A European plan to ferry back refugees from the Greek islands to Turkey has been presented by the Netherlands, which currently holds the European Union presidency, the leader of the ruling Social Democrats told daily De Volkskrant on Thursday.
The plan was currently being worked out in several European Union member states, including Germany, Diederik Samsom said.
According to the plan, EU member states would pledge to take up to 250,000 refugees a year in return.
Under those conditions, Turkey would agree to take the refugees back, the Dutch politician said.
"Turkey still has to adapt some laws and improve the situation of Syrian asylum seekers. It has to become a safe country," he said.
The first ferries could be running from March or April, he added.
The Dutch government is hoping for a significant reduction in the number of asylum seekers in close collaboration with a core group of EU member states.
"Recently, an express highway has been created between Greece and Turkey, and we have to put a halt to this," Samson told Dutch radio.
Both Samson and Dutch Prime Minister Mark Rutte have had intensive discussions with Germany, Sweden and Austria on the matter, he said.

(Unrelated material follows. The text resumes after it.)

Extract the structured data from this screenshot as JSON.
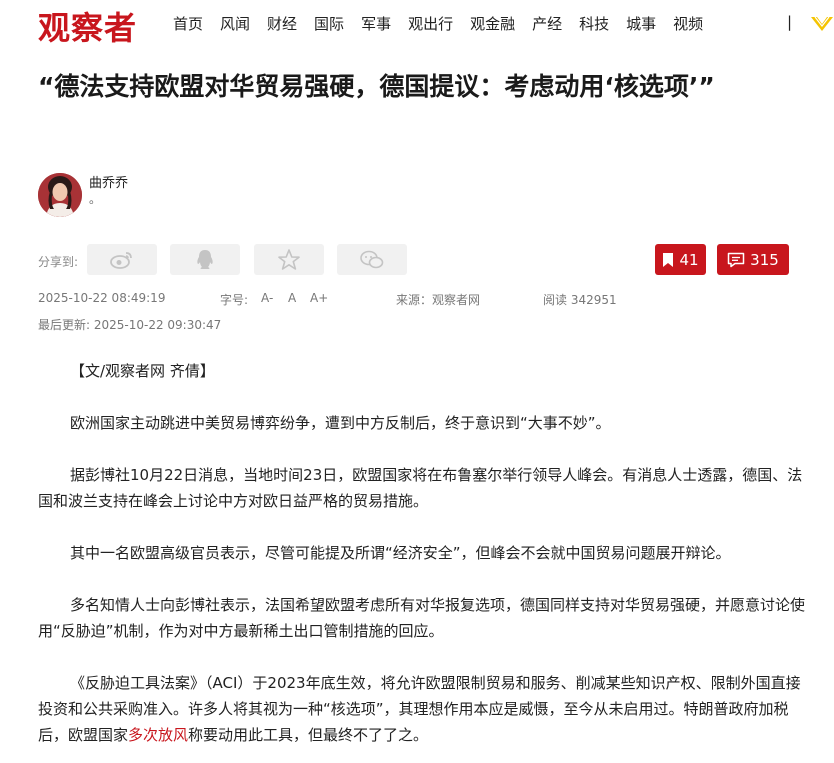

The countries were hoping for France, Spain and Portugal to join the initiative and for Britain to be prepared to take in refugees, he added.